Outgoing Warren County Supervisors pose Dec. 16 behind a cake shaped like Warren County, baked as a gesture of their service to area citizens, presented to them after their last public meeting they’ll be presiding over. The cake was baked by thurman Supervisor Evelyn Wood.
Six years before Elvis expired and only two years after man landed on the moon, a worker at International Paper Co.’s Ticonderoga mill decided to run for Hague Town Highway Superintendent.
In a town that is a Republican stronghold, the young man ran as an Independent, and he beat both a G.O.P and Democratic candidate.
This November 1971 election started the long tenure of public service for Dan Belden, who 20 years later became the Supervisor of the Town of Hague. His service in this post extends through Dec. 31.
Belden and five other outgoing Warren County supervisors were praised Dec. 16 for their service to area citizens. Also recognized were Queensbury supervisors Fred Champagne and Bill VanNess, Johnsburg Supervisor Sterling Goodspeed and Lake George Supervisor Frank McCoy.
Belden, due to his length of service and deep knowledge of public works issues, was in the spotlight at the county meeting, the final session of the year.
After the meeting, Belden reflected on his career. He said he was proud of his 20 years as Hague Superintendent of Highways, upgrading roads and keeping town equipment in top shape.
Following Richard Bolton as Town Supervisor, Belden pursued an approach of accomplishing as much as he could while keeping the budget lean.
To that end, he routinely pursued all the grant money he could, Belden said Dec. 16.
“I brought in $20 million for the town of Hague citizens,” he said.
In that vein, Belden identified his top accomplishment during his tenure as developing a sewer system in Hague with federal and state money.
Also a leading accomplishment, he said, was not only building a new town hall in 1988, but paying it off not long afterwards.
Projects like these were accomplished while keeping taxes low, he said, noting that Hague has not levied a town general tax in five years, a tradition that’s to be continued for 2012.
But his premier accomplishment, he said, was reaching out to townspeople.
He said that during all his 40 years of public service, he’d take time to listen to local citizens’ needs and respond to their concerns.
“I always answered questions and returned phone calls from day one, and that was 24-7 including weekends.”
During his years in office, he ran D.D. Belden Construction, which concentrated on dock construction and home building.
Belden which he retired about six years ago. In recent years, he’s continued a property care and monitoring business, opening and closing camps, and taking on light repairs.
Belden said he chose to retire at the close of 2011 because it coincides with landmark year for him. Two months ago, he celebrated his 50th wedding anniversary.
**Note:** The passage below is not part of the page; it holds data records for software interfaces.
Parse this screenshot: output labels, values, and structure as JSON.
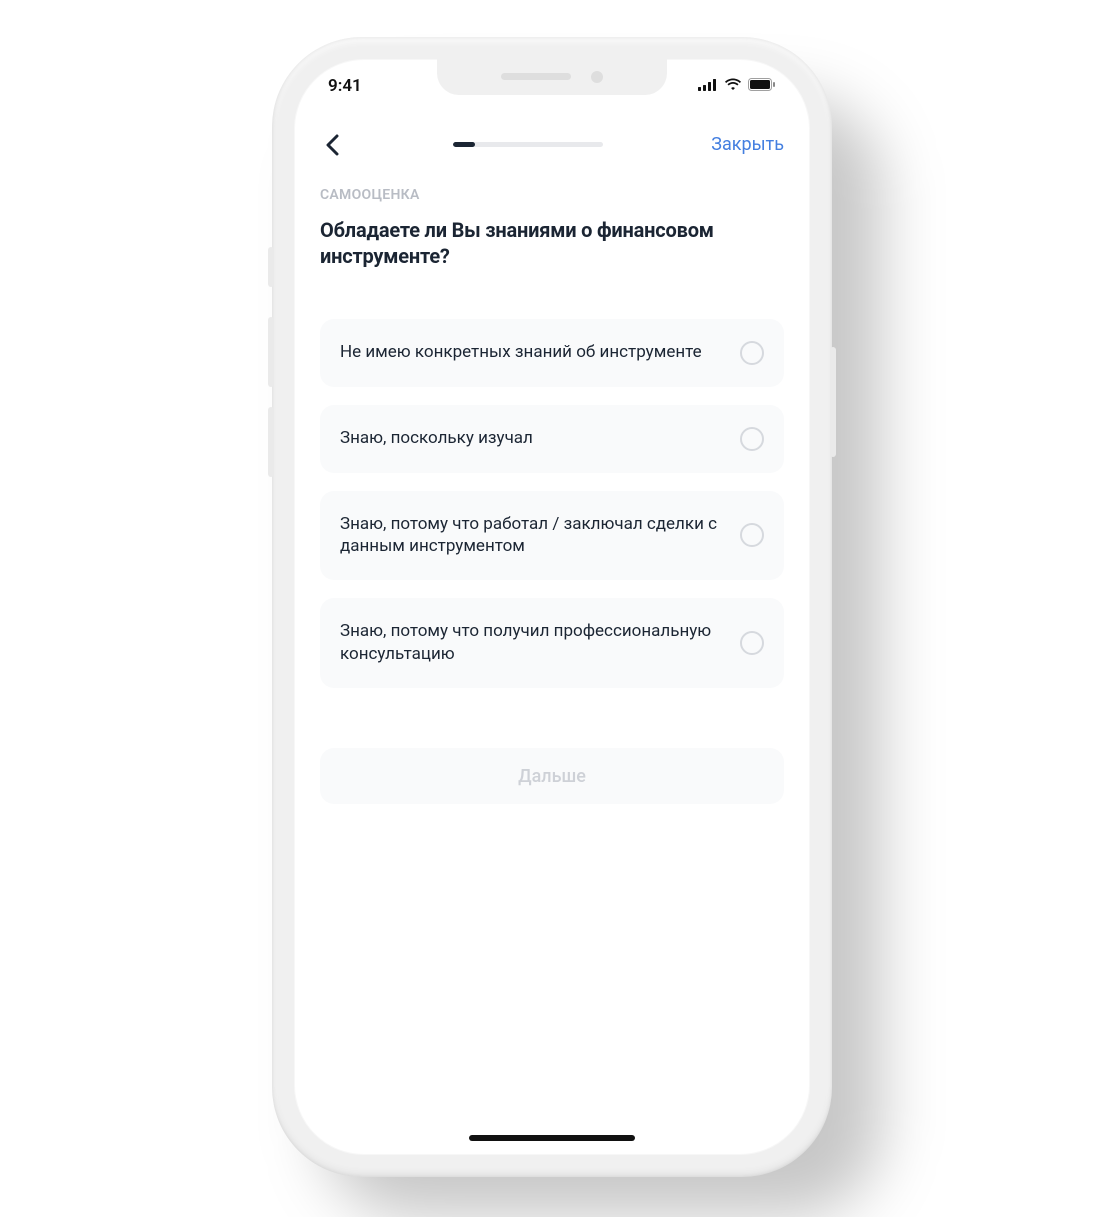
{
  "status": {
    "time": "9:41"
  },
  "nav": {
    "close_label": "Закрыть"
  },
  "section": {
    "label": "САМООЦЕНКА"
  },
  "question": "Обладаете ли Вы знаниями о финансовом инструменте?",
  "options": [
    {
      "text": "Не имею конкретных знаний об инструменте"
    },
    {
      "text": "Знаю, поскольку изучал"
    },
    {
      "text": "Знаю, потому что работал / заключал сделки с данным инструментом"
    },
    {
      "text": "Знаю, потому что получил профессиональную консультацию"
    }
  ],
  "next_label": "Дальше",
  "progress": {
    "percent": 15
  }
}
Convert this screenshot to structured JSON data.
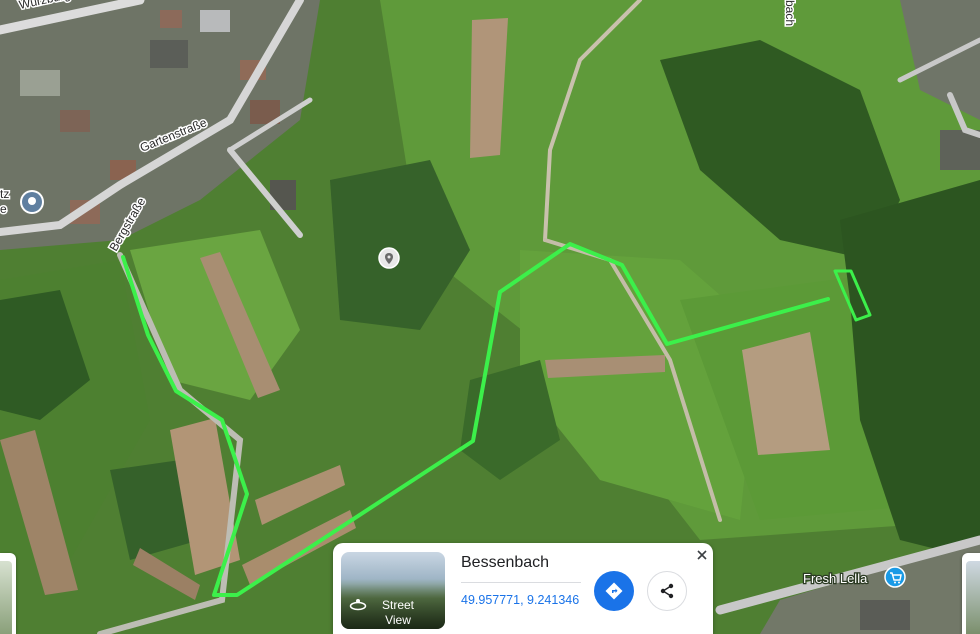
{
  "map": {
    "type": "satellite",
    "road_labels": {
      "wurzburger": "Würzburger Str.",
      "garten": "Gartenstraße",
      "berg": "Bergstraße",
      "bach": "bach",
      "left_edge_top": "tz",
      "left_edge_bottom": "e"
    },
    "place_label": "Fresh Lella",
    "route_color": "#3cf04a",
    "icons": [
      "location-pin-icon",
      "place-pin-icon",
      "shopping-cart-icon"
    ]
  },
  "info_card": {
    "place_name": "Bessenbach",
    "coordinates": "49.957771, 9.241346",
    "street_view_line1": "Street",
    "street_view_line2": "View",
    "icons": [
      "street-view-icon",
      "directions-icon",
      "share-icon",
      "close-icon"
    ]
  }
}
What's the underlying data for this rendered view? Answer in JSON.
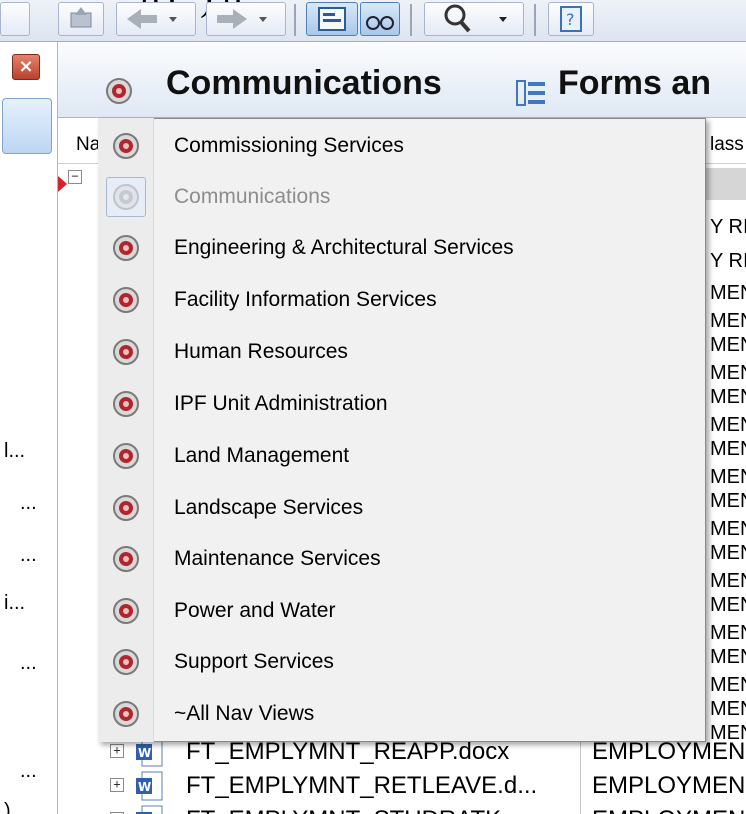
{
  "toolbar": {
    "clipped_text": "p (, ) p "
  },
  "left_panel": {
    "close_glyph": "×",
    "truncated_items": [
      "l...",
      "...",
      "...",
      "i...",
      "...",
      "...",
      ")"
    ]
  },
  "header": {
    "title": "Communications",
    "next_tab": "Forms an"
  },
  "columns": {
    "name": "Na",
    "class": "lass"
  },
  "background_right_cells": [
    "Y RI",
    "Y RI",
    "MEN",
    "MEN",
    "MEN",
    "MEN",
    "MEN",
    "MEN",
    "MEN",
    "MEN",
    "MEN",
    "MEN",
    "MEN",
    "MEN",
    "MEN",
    "MEN",
    "MEN",
    "MEN",
    "MEN",
    "MEN"
  ],
  "menu": {
    "items": [
      {
        "label": "Commissioning Services",
        "state": "normal",
        "icon": "nav-view-icon"
      },
      {
        "label": "Communications",
        "state": "disabled",
        "icon": "nav-view-icon"
      },
      {
        "label": "Engineering & Architectural Services",
        "state": "normal",
        "icon": "nav-view-icon"
      },
      {
        "label": "Facility Information Services",
        "state": "normal",
        "icon": "nav-view-icon"
      },
      {
        "label": "Human Resources",
        "state": "normal",
        "icon": "nav-view-icon"
      },
      {
        "label": "IPF Unit Administration",
        "state": "normal",
        "icon": "nav-view-icon"
      },
      {
        "label": "Land Management",
        "state": "normal",
        "icon": "nav-view-icon"
      },
      {
        "label": "Landscape Services",
        "state": "normal",
        "icon": "nav-view-icon"
      },
      {
        "label": "Maintenance Services",
        "state": "normal",
        "icon": "nav-view-icon"
      },
      {
        "label": "Power and Water",
        "state": "normal",
        "icon": "nav-view-icon"
      },
      {
        "label": "Support Services",
        "state": "normal",
        "icon": "nav-view-icon"
      },
      {
        "label": "~All Nav Views",
        "state": "normal",
        "icon": "nav-view-icon"
      }
    ]
  },
  "files": [
    {
      "name": "FT_EMPLYMNT_REAPP.docx",
      "class": "EMPLOYMEN"
    },
    {
      "name": "FT_EMPLYMNT_RETLEAVE.d...",
      "class": "EMPLOYMEN"
    },
    {
      "name": "FT_EMPLYMNT_STUDRATK",
      "class": "EMPLOYMEN"
    }
  ],
  "colors": {
    "icon_red": "#b0262c",
    "icon_gray": "#8a8a8a",
    "menu_bg": "#f1f1f1",
    "accent_blue": "#7fa4cf"
  }
}
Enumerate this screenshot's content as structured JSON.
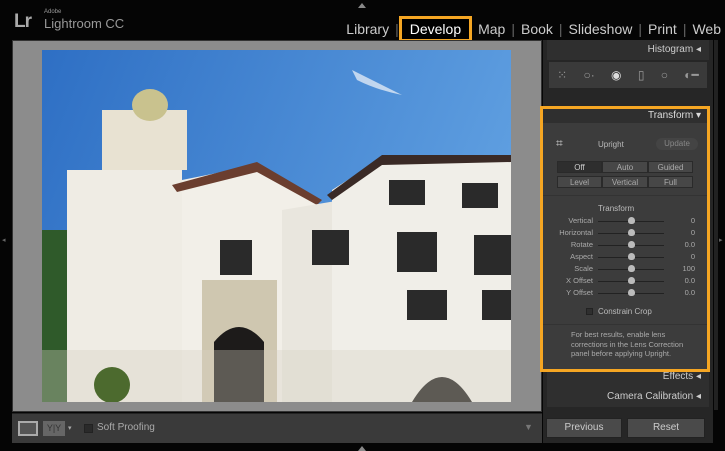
{
  "app": {
    "brand": "Lr",
    "vendor": "Adobe",
    "name": "Lightroom CC"
  },
  "modules": [
    {
      "label": "Library"
    },
    {
      "label": "Develop",
      "active": true
    },
    {
      "label": "Map"
    },
    {
      "label": "Book"
    },
    {
      "label": "Slideshow"
    },
    {
      "label": "Print"
    },
    {
      "label": "Web"
    }
  ],
  "panel": {
    "histogram": "Histogram",
    "tools": [
      "grid-overlay-icon",
      "crop-icon",
      "spot-removal-icon",
      "graduated-filter-icon",
      "radial-filter-icon",
      "adjustment-brush-icon"
    ],
    "transform": {
      "title": "Transform",
      "upright_label": "Upright",
      "update": "Update",
      "upright_modes": [
        "Off",
        "Auto",
        "Guided",
        "Level",
        "Vertical",
        "Full"
      ],
      "selected_mode": "Off",
      "section": "Transform",
      "sliders": [
        {
          "label": "Vertical",
          "value": "0"
        },
        {
          "label": "Horizontal",
          "value": "0"
        },
        {
          "label": "Rotate",
          "value": "0.0"
        },
        {
          "label": "Aspect",
          "value": "0"
        },
        {
          "label": "Scale",
          "value": "100"
        },
        {
          "label": "X Offset",
          "value": "0.0"
        },
        {
          "label": "Y Offset",
          "value": "0.0"
        }
      ],
      "constrain_crop": "Constrain Crop",
      "note": "For best results, enable lens corrections in the Lens Correction panel before applying Upright."
    },
    "effects": "Effects",
    "camera_calibration": "Camera Calibration",
    "previous": "Previous",
    "reset": "Reset"
  },
  "toolbar": {
    "soft_proofing": "Soft Proofing",
    "before_after": "Y|Y"
  },
  "colors": {
    "highlight": "#f5a623",
    "sky": "#3f7fcf"
  }
}
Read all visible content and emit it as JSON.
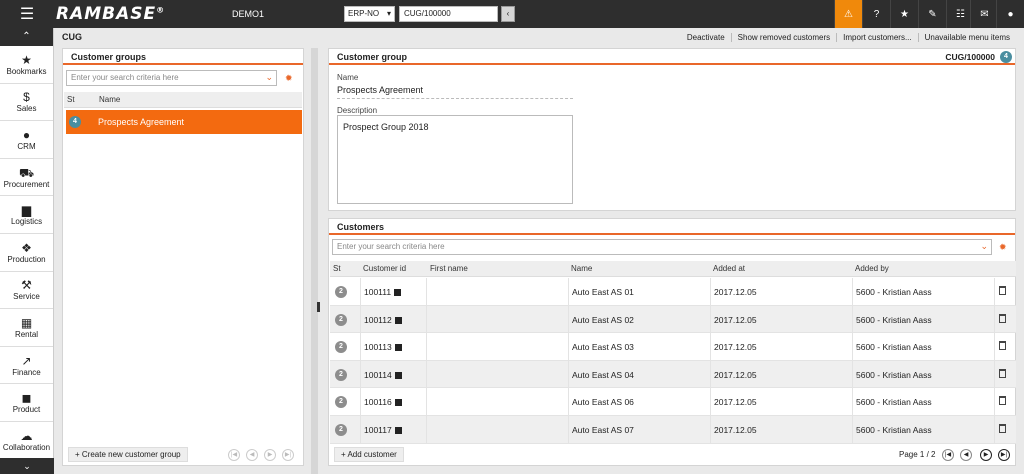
{
  "topbar": {
    "menu_icon": "hamburger-icon",
    "logo": "RAMBASE",
    "logo_mark": "®",
    "company": "DEMO1",
    "system": "ERP-NO",
    "object_id": "CUG/100000",
    "back_glyph": "‹",
    "buttons": [
      "warning-icon",
      "help-icon",
      "star-icon",
      "paperclip-icon",
      "list-icon",
      "mail-icon",
      "user-icon"
    ],
    "accent": "#f0890b"
  },
  "nav": {
    "items": [
      {
        "label": "Bookmarks",
        "icon": "star-icon"
      },
      {
        "label": "Sales",
        "icon": "money-bag-icon"
      },
      {
        "label": "CRM",
        "icon": "people-icon"
      },
      {
        "label": "Procurement",
        "icon": "cart-icon"
      },
      {
        "label": "Logistics",
        "icon": "truck-icon"
      },
      {
        "label": "Production",
        "icon": "cubes-icon"
      },
      {
        "label": "Service",
        "icon": "wrench-icon"
      },
      {
        "label": "Rental",
        "icon": "calendar-icon"
      },
      {
        "label": "Finance",
        "icon": "chart-line-icon"
      },
      {
        "label": "Product",
        "icon": "box-icon"
      },
      {
        "label": "Collaboration",
        "icon": "chat-icon"
      }
    ]
  },
  "page": {
    "title": "CUG",
    "menu": [
      "Deactivate",
      "Show removed customers",
      "Import customers...",
      "Unavailable menu items"
    ]
  },
  "groups": {
    "title": "Customer groups",
    "search_placeholder": "Enter your search criteria here",
    "columns": [
      "St",
      "Name"
    ],
    "rows": [
      {
        "status": "4",
        "name": "Prospects Agreement"
      }
    ],
    "create_label": "Create new customer group",
    "highlight": "#f36a10"
  },
  "group": {
    "title": "Customer group",
    "id": "CUG/100000",
    "status": "4",
    "name_label": "Name",
    "name_value": "Prospects Agreement",
    "desc_label": "Description",
    "desc_value": "Prospect Group 2018"
  },
  "customers": {
    "title": "Customers",
    "search_placeholder": "Enter your search criteria here",
    "columns": [
      "St",
      "Customer id",
      "First name",
      "Name",
      "Added at",
      "Added by"
    ],
    "rows": [
      {
        "status": "2",
        "id": "100111",
        "first": "",
        "name": "Auto East AS 01",
        "added_at": "2017.12.05",
        "added_by": "5600 - Kristian Aass"
      },
      {
        "status": "2",
        "id": "100112",
        "first": "",
        "name": "Auto East AS 02",
        "added_at": "2017.12.05",
        "added_by": "5600 - Kristian Aass"
      },
      {
        "status": "2",
        "id": "100113",
        "first": "",
        "name": "Auto East AS 03",
        "added_at": "2017.12.05",
        "added_by": "5600 - Kristian Aass"
      },
      {
        "status": "2",
        "id": "100114",
        "first": "",
        "name": "Auto East AS 04",
        "added_at": "2017.12.05",
        "added_by": "5600 - Kristian Aass"
      },
      {
        "status": "2",
        "id": "100116",
        "first": "",
        "name": "Auto East AS 06",
        "added_at": "2017.12.05",
        "added_by": "5600 - Kristian Aass"
      },
      {
        "status": "2",
        "id": "100117",
        "first": "",
        "name": "Auto East AS 07",
        "added_at": "2017.12.05",
        "added_by": "5600 - Kristian Aass"
      }
    ],
    "add_label": "Add customer",
    "page_info": "Page 1 / 2"
  }
}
Following Belden in the Supervisor post will be Edna Frazier, who has served as Hague Deputy Superivsor for four years.
Belden said he looks forward to taking on a more relaxing schedule and spending some time with his six children and four grandchildren, as well as vacationing in north Carolina.
This spring, he may work time in the consulting business, perhaps pursuing grants for individuals and organizations, he said.
“I think I’ve done my work for the town,” he said. “But I’ll be keeping active.”
Horicon Supervisor Ralph Bentley said he and other area citizens wish him well in his retirement.
“We’re all going to mis his expertise — he’s so knowledgeable about highways and public works,” he said.
Warren County Board of Supervisors Chairman Dan Stec said Belden had for decades worked hard to bring county leaders together to achieve progress.
“Dan’s a statesman and consensus builder,” he said. “He’s always had the best interests of all of Warren County at heart.”